The ever-smiling Steven Dias' lowered his voice when conversation shifted to his family. The 25-year-old sounded like he was hiding a lot of pain. “ I never thought I would make it so far,” he said, reports Anupma Tripathi.sports Updated: Aug 27, 2009 23:20 IST
The ever-smiling Steven Dias' lowered his voice when conversation shifted to his family. The 25-year-old sounded like he was hiding a lot of pain.
“ I never thought I would make it so far,” he said.
From Kurla in Mumbai to a regular in the national team, Dias indeed has come a long way. His father had a blue-collar job in an automobile company. He also had an alcohol problem.
“My father got into the habit of drinking and so he failed to contribute towards running the house,” Dias said on Thursday.
That forced Dias's elder brother to work from the age of 14, as an apprentice at the Don Bosco Technical Institute. His mother worked as a domestic.
“They ran the kitchen, I was three then,” Dias said.
“When I was a little older, I would go to the institute's ground to play football with my brother and friends. At that time I would play barefoot. So, my brother saved some money to get me a new pair of shoes,” he said.
Ever since, he was hooked to football.
Cut to 2001, the year he debuted for Air India, and Dias said: “That was my dream come true. Earlier, (Air India) coach Bimal Ghosh had rejected me. He looked at my physique and asked me to play fourth division first. It's funny to see myself in the national team now.”
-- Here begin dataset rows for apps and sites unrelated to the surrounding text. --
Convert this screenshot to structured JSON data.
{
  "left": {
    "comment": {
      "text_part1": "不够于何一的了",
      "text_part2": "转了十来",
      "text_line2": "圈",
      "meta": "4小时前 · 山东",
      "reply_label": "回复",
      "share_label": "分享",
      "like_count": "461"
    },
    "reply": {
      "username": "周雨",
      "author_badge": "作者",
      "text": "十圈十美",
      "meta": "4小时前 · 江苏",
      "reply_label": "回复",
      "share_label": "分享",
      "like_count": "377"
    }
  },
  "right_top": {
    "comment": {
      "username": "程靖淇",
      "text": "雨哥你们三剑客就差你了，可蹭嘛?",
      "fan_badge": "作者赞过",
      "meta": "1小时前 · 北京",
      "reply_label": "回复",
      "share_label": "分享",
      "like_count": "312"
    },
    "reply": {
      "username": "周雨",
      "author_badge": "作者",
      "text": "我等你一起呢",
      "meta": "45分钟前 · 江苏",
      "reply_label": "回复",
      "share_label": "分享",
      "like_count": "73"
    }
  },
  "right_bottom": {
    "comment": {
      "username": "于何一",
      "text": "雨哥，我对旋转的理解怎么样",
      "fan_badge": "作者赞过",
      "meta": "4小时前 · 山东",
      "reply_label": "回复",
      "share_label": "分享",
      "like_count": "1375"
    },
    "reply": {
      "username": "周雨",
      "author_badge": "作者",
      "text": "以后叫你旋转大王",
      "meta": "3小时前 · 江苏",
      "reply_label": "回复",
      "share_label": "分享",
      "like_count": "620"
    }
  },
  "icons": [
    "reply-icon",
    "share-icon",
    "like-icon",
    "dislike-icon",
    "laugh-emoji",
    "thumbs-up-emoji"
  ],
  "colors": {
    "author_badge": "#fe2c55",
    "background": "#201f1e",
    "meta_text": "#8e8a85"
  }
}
About his life under the current national coach Bob Houghton - his third coach after Stephen Constantine (2003) and Syed Nayemuddin (2005), Dias said: “ He is like a magician. Now, every member of the team has a clearly defined role. We are more organised and now know how to attack unlike before, when we would just defend and defend.”
Still with Mahindra United, Dias accepted he didn't have a good season last time.
“I'd had a major problem. Most of the time NP Pradeep and I would warm the bench. Bob (Houghton) used to visit during matches and would be amazed at seeing the two of us sitting outside.
“It was Bob who supported me when my morale hit an all-time low and I even thought of leaving football. I am a reformed man now. There's a lot more of me left for everybody to see,” he said.